Years and years ago there was a very simple yet brilliant ad for tea on British TV.
It showed absolutely nothing, just a blank screen. But the soundtrack was a series of those charmingly familiar sounds involved in making a nice cuppa: filling the kettle, the whistle as it comes to the boil, water being poured into the pot, tea going into the cup, the clink of a spoon as it stirs, the slurp and that satisfied “aahh” as it slips down.
The tag line was the simple text on the blank screen:
“Tea. Best drink of the day.”
Greeks just don’t get the English obsession with tea. To them it is a tasteless brew which they only resort to in cases of high fever, severe colic or extreme diets. It is not something that they associate with anything approaching pleasure.
There’s a reason for that - they haven’t got the foggiest idea how to make a decent cup of tea.
I found that out the hard way when I first arrived in Athens. Whenever I asked for tea, even when it was billed as 'English Breakfast Tea' in some fancy kafeneio, the result was (and still is) always the same. An insipid brew made by briefly introducing a sachet filled with something resembling sawdust to a cup of warm water. And then – horror of horrors – adding a drop of sweet creamy evaporated milk from a tin. Bleurgh!
No wonder most Greeks think that tea is awful.
Just like most Brits, who wouldn’t know a decent cup of coffee if they were slapped in the face with one (and no, Starbucks has not changed that).
If you don’t believe me, compare the shelf allocation in two average supermarkets - one in Greece and one back in Blighty.
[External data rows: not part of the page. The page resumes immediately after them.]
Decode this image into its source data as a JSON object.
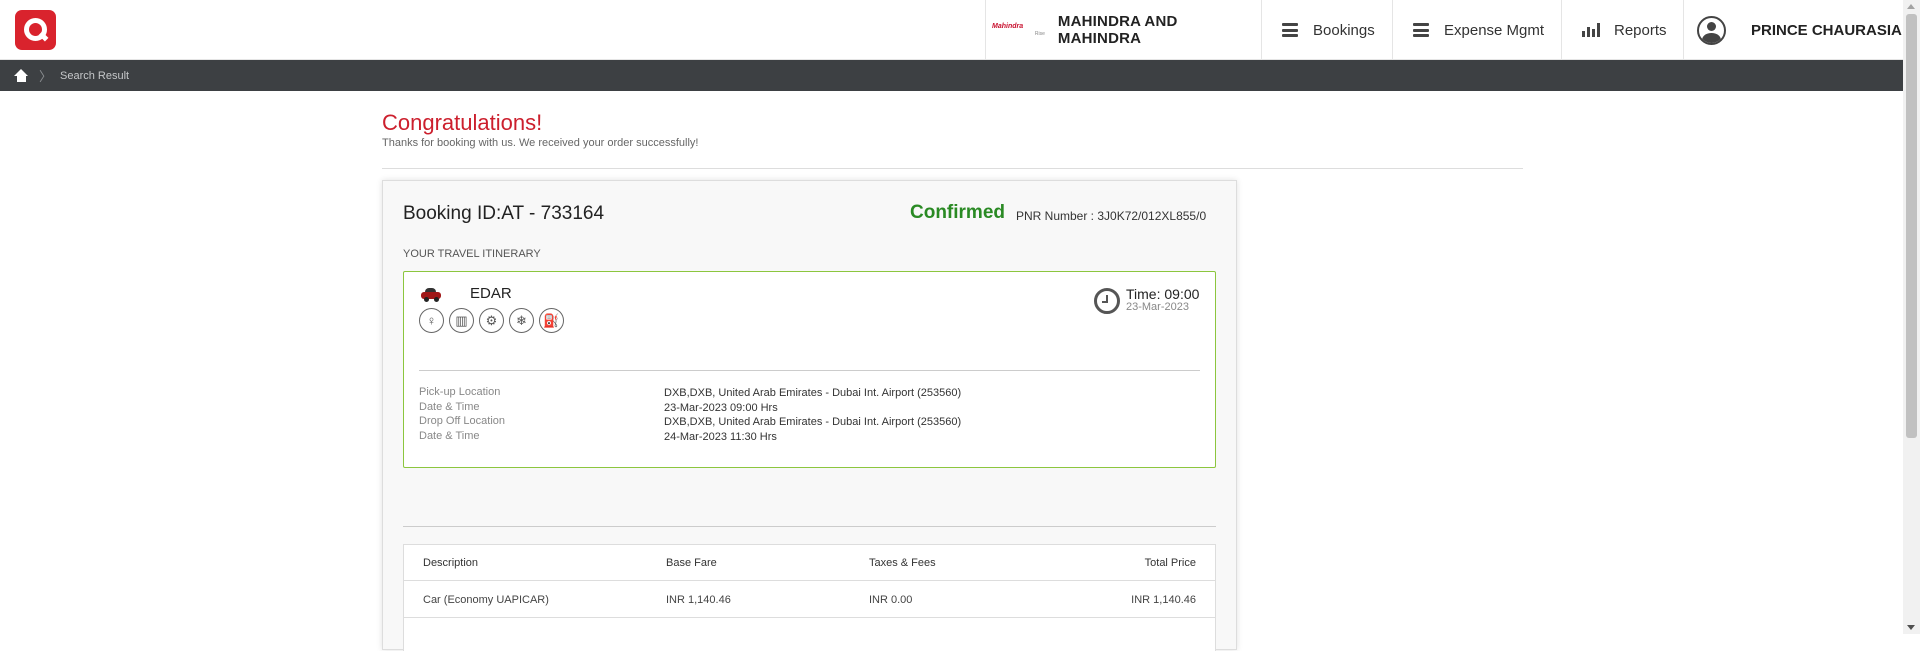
{
  "header": {
    "company_logo_text": "Mahindra",
    "company_logo_subtext": "Rise",
    "company_name": "MAHINDRA AND MAHINDRA",
    "nav": {
      "bookings": "Bookings",
      "expense": "Expense Mgmt",
      "reports": "Reports"
    },
    "user_name": "PRINCE CHAURASIA"
  },
  "breadcrumb": {
    "current": "Search Result"
  },
  "confirmation": {
    "title": "Congratulations!",
    "message": "Thanks for booking with us. We received your order successfully!"
  },
  "booking": {
    "id_label": "Booking ID:AT - 733164",
    "status": "Confirmed",
    "pnr": "PNR Number : 3J0K72/012XL855/0",
    "itinerary_label": "YOUR TRAVEL ITINERARY",
    "car": {
      "name": "EDAR",
      "amenity_icons": [
        "person-icon",
        "luggage-icon",
        "transmission-icon",
        "ac-icon",
        "fuel-icon"
      ],
      "time": "Time: 09:00",
      "date": "23-Mar-2023"
    },
    "details": [
      {
        "label": "Pick-up Location",
        "value": "DXB,DXB, United Arab Emirates - Dubai Int. Airport (253560)"
      },
      {
        "label": "Date & Time",
        "value": "23-Mar-2023 09:00 Hrs"
      },
      {
        "label": "Drop Off Location",
        "value": "DXB,DXB, United Arab Emirates - Dubai Int. Airport (253560)"
      },
      {
        "label": "Date & Time",
        "value": "24-Mar-2023 11:30 Hrs"
      }
    ]
  },
  "fare_table": {
    "headers": [
      "Description",
      "Base Fare",
      "Taxes & Fees",
      "Total Price"
    ],
    "rows": [
      [
        "Car (Economy UAPICAR)",
        "INR 1,140.46",
        "INR 0.00",
        "INR 1,140.46"
      ]
    ]
  },
  "colors": {
    "brand_red": "#d9232d",
    "congrats_red": "#cc1f2d",
    "confirmed_green": "#2a8a24",
    "itinerary_border": "#8cc63e",
    "breadcrumb_bg": "#3d4043"
  }
}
In the UK, you will find about 6 square inches of space devoted to that particular type of powder than produces the boring grey-tinged beverage the English call coffee, hidden at the end of two full aisles packed with every kind of tea imaginable. Lapsong Souchong, Gunpowder, Orange Pekoe, Darjeeling, Jasmine, Green Tea, English Breakfast, Prince of Wales’ Blend, the list goes on and on and on... while the coffees are all a variation on the bland freeze-dried theme introduced to the UK in the 1970s.
But visit a Greek supermarket and – despite recent marketing drives to promote tea as cool, trendy and healthy – you’ll need a magnifying glass and the detective skills of a modern-day Sherlock Holmes to find a pack of PG Tips.
The secret to making a nice cuppa is really very simple. To get the proper flavour, the water has to be boiling - not boiled, but actually boiling when it hits the tealeaves. That why English tea-purists like my Nana insist on using a ceramic pot (metal robs the water of its heat too quickly), which must ALWAYS be warmed first.
It’s also why the habit of putting a cup of hot water in the approximate vicinity of a teabag is the absolute guaranteed way to produce something that is almost entirely, but not quite, undrinkable.
So, next time you hear me or one of my fellow ex-pats getting all misty-eyed at the thought of a decent cup of tea, drive from your mind that image of a thin, weak, insipid drink served in the afternoons with scones and cucumber sandwiches. Instead, give me a ring and let me show you what a REAL red-blooded Englishwoman can do with a teabag!
And it doesn’t even have to be 4 o’clock...